I have had the time in this pregnancy to do the things I only dreamt of doing when pregnant with twins and then when they were born. It has felt incredible. I’m not going to lie, it will be even more incredible to reach full term, I just want to get there without the pressure of feeling that it’s a target I need to achieve.
And just like that, I have reached nine months pregnant. Each day has gone by and this baby has stayed safely put inside my tummy.
At the beginning of my ninth month, I felt unbelievably glad and happy to have reached this point. However, I also found that I had anxious thoughts that this new arrival would affect my relationship with Charlotte and we wouldn’t be the same team again.
Everything began to feel so real and the more real it felt that this baby is coming home, I became more nervous and upset that my relationship with Charlotte will change.
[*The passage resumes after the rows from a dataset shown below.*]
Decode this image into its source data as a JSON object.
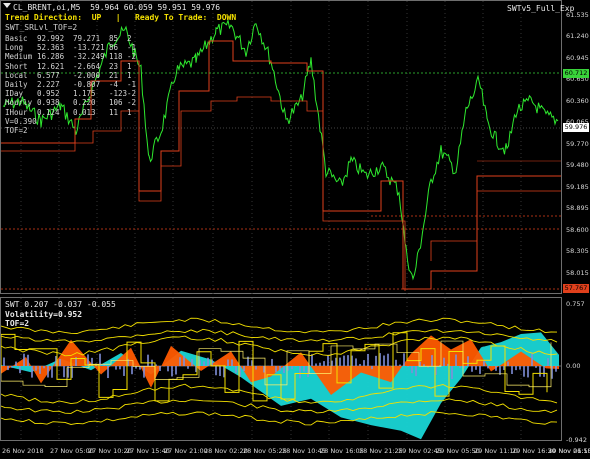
{
  "header": {
    "symbol_line": "CL_BRENT,oi,M5  59.964 60.059 59.951 59.976",
    "direction_line": "Trend Direction:  UP   |   Ready To Trade:  DOWN",
    "indicator_label": "SWT_SRLvl_TOF=2",
    "expert_label": "SWTv5_Full_Exp"
  },
  "table": {
    "rows": [
      [
        "Basic",
        "92.992",
        "79.271",
        "85",
        "2"
      ],
      [
        "Long",
        "52.363",
        "-13.721",
        "86",
        "-1"
      ],
      [
        "Medium",
        "16.286",
        "-32.249",
        "118",
        "-2"
      ],
      [
        "Short",
        "12.621",
        "-2.664",
        "23",
        "1"
      ],
      [
        "Local",
        "6.577",
        "-2.000",
        "21",
        "1"
      ],
      [
        "Daily",
        "2.227",
        "-0.807",
        "-4",
        "-1"
      ],
      [
        "IDay",
        "0.952",
        "1.175",
        "-123",
        "-2"
      ],
      [
        "Hourly",
        "0.938",
        "0.220",
        "106",
        "-2"
      ],
      [
        "IHour",
        "0.124",
        "0.013",
        "11",
        "1"
      ]
    ],
    "v_line": "V=0.390",
    "tof_line": "TOF=2"
  },
  "price_axis": {
    "labels": [
      "61.535",
      "61.240",
      "60.945",
      "60.650",
      "60.360",
      "60.065",
      "59.770",
      "59.480",
      "59.185",
      "58.895",
      "58.600",
      "58.305",
      "58.015"
    ],
    "tag_green": "60.712",
    "tag_current": "59.976",
    "tag_red": "57.767"
  },
  "sub_window": {
    "title": "SWT 0.207 -0.037 -0.055",
    "volatility": "Volatility=0.952",
    "tof": "TOF=2",
    "axis_top": "0.757",
    "axis_zero": "0.00",
    "axis_bottom": "-0.942"
  },
  "time_axis": [
    "26 Nov 2018",
    "27 Nov 05:00",
    "27 Nov 10:20",
    "27 Nov 15:40",
    "27 Nov 21:00",
    "28 Nov 02:20",
    "28 Nov 05:25",
    "28 Nov 10:45",
    "28 Nov 16:05",
    "28 Nov 21:25",
    "29 Nov 02:45",
    "29 Nov 05:50",
    "29 Nov 11:10",
    "29 Nov 16:30",
    "29 Nov 21:50",
    "30 Nov 06:15"
  ],
  "colors": {
    "candles": "#2ee82e",
    "levels": "#e0401c",
    "swt_orange": "#ff5a00",
    "swt_cyan": "#19d6d6",
    "swt_yellow": "#f3e000",
    "hist_blue": "#7f8fd8"
  }
}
Ever since Esme died, she has been my warrior. I look at her every day and my love for her grows that bit more. She has got me through thick and thin and has never let me give up on hope. I doubt I would feel this strong and happy about my life without her. However, I made the decision that I wanted this baby, my body wanted him and my heart needed him. I ask myself why am I feeling so scared about his arrival and about how different my life is soon to become?
I discussed these anxious thoughts at my 36 week midwife appointment and she explained that these feelings are only natural, it’s natural to have siblings and after my experience last time there is no wonder I am feeling nervous. I asked her what would happen if he was to be born now and she replied, “He might need some support with his feeding but there’s no reason why he wouldn’t be fine and able to come home”. Upon hearing this, I felt instant relief and thought, “We’ve done it little one!!! We’re there.”
As soon as I heard his heartbeat at the appointment, those anxieties about meeting him disappeared, excitement returned, a weight lifted and love was restored. Everything felt right. It surprised me at how quickly all those emotions flipped.
Even before meeting him I am beginning to understand what my Mum has always said. “Your love just grows.” Yes, a part of me does feel sad that it won’t be just me and Charlotte anymore but I also cannot wait to meet him and see how she interacts with her little brother. It fills me with great comfort that she will grow up with a sibling by her side.
We did it!
It’s impossible to make your eyes twinkle if you aren’t feeling twinkly yourself.”
The day when I turned full term was the day I had only been able to dream about. But we did it! I loved my body before for growing two beautiful girls and I love it even more for carrying this little guy to full term.
It might have taken 37 weeks for me to feel this happy and relaxed but the feeling of reaching full term is worth its weight in gold.
I am now nearly 38 weeks pregnant. I might be barely able to walk and have lost count of the amount of Gaviscon bottles I’ve gone through but after spending three months on a neonatal unit there’s something very gratifying about knowing I am keeping him safe inside the best incubator in the world.